Knee resurfacing is joint replacement surgery
Published 8:09 am Friday, July 30, 2010
WG asks: What is a knee resurfacing? I have heard that on the radio and wanted to know if that is any different than a knee replacement. How do I know if I am a candidate for a partial knee replacement vs. a total knee replacement?
Dr. Patel writes: Let me begin by saying that a knee resurfacing is the same as joint arthroplasty, which is in essence joint replacement surgery. Lately I have heard more marketing about a knee replacement that replaces two of the three joints in the knee (Bicompartmental).
I am not a fan of this bicompartmental knee replacement. First, there are no long-term results on how the durability and also revision rates are on that. Also, my philosophy is if you are replacing two of the three, why not replace all three?
With newer materials in the total knee, patients can expect at least 15-20 years longevity of a total knee replacement. A bicompartmental knee does not have a track record for that long.

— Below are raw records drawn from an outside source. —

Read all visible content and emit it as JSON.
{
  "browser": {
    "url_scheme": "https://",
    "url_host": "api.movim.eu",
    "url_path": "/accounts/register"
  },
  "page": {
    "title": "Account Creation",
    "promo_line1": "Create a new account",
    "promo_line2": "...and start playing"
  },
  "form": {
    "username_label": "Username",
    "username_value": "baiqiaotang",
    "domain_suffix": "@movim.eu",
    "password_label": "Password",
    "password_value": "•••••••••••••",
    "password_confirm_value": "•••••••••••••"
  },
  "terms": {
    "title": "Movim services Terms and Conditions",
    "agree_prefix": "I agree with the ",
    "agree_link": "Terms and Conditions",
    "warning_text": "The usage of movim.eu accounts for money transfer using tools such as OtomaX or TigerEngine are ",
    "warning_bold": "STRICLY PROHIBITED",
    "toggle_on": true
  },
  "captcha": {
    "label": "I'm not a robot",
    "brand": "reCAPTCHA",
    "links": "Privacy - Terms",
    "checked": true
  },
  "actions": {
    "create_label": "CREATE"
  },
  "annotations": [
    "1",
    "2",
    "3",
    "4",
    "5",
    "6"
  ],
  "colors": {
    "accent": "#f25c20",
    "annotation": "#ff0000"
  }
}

I think a partial knee (unicompartmental) replacement does have merit, but patient selection is critical for success.
There are several factors that can make a total or a partial knee last a long time. Obesity can increase the wear rate on a total knee.
The type of components used can also vary; this can also vary how long the implants last.

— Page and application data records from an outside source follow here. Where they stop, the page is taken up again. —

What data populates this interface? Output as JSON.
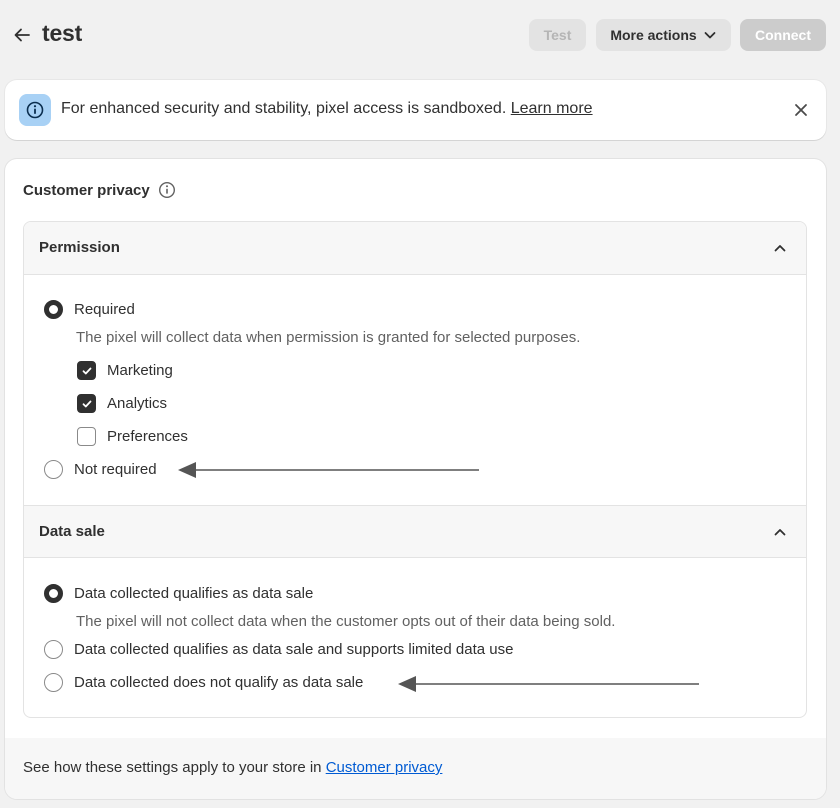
{
  "header": {
    "title": "test",
    "test_label": "Test",
    "more_actions_label": "More actions",
    "connect_label": "Connect"
  },
  "banner": {
    "message": "For enhanced security and stability, pixel access is sandboxed.",
    "link": "Learn more"
  },
  "privacy": {
    "title": "Customer privacy",
    "permission": {
      "heading": "Permission",
      "required_label": "Required",
      "required_help": "The pixel will collect data when permission is granted for selected purposes.",
      "purposes": [
        {
          "label": "Marketing",
          "checked": true
        },
        {
          "label": "Analytics",
          "checked": true
        },
        {
          "label": "Preferences",
          "checked": false
        }
      ],
      "not_required_label": "Not required",
      "selected": "Required"
    },
    "data_sale": {
      "heading": "Data sale",
      "options": [
        {
          "label": "Data collected qualifies as data sale",
          "selected": true
        },
        {
          "label": "Data collected qualifies as data sale and supports limited data use",
          "selected": false
        },
        {
          "label": "Data collected does not qualify as data sale",
          "selected": false
        }
      ],
      "help": "The pixel will not collect data when the customer opts out of their data being sold."
    }
  },
  "footer": {
    "text": "See how these settings apply to your store in",
    "link": "Customer privacy"
  },
  "icons": [
    "arrow-left-icon",
    "chevron-down-icon",
    "info-icon",
    "close-icon",
    "chevron-up-icon",
    "checkmark-icon",
    "annotation-arrow"
  ],
  "colors": {
    "page_bg": "#f1f1f1",
    "banner_icon_bg": "#a8d1f5",
    "link_blue": "#005bd3",
    "text": "#303030",
    "muted_text": "#616161"
  }
}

I use a rotating platform knee. This type of knee bends and rotates allowing for less contact stress in the implants. Surgeon technique can also vary, and this can affect rehabilitation and longevity of the total knee.
All my patients have a “true” muscle sparing approach incision; this exposure allows the majority of my patients to be weaned off of any assistive devices within one to two weeks post-operatively.

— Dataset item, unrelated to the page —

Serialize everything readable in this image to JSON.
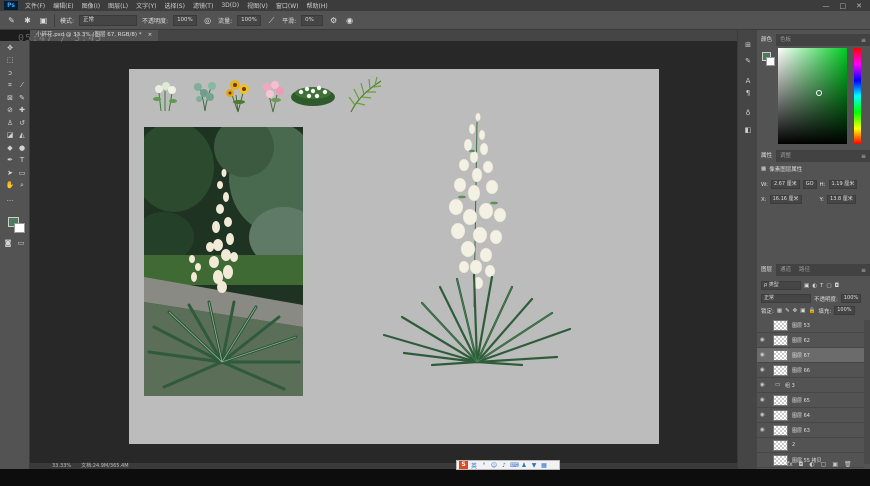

Also I have implemented a CAT Scan-based total knee system where I can use the CAT Scan to help determine the size of the knee before the surgery and allow for even less surgical time. Hope this helps.
Dr. Manish Patel has extensive training in treating shoulder, elbow and knee injuries, and performing arthroscopic surgery. He is the principal medical practitioner in the offices of Southampton Orthopaedic and Sports Medicine Center, on the campus of Southampton Memorial Hospital. Submit questions about sports medicine, injuries and treatment for this column to firstname.lastname@example.org, or call Patel at 562-7301.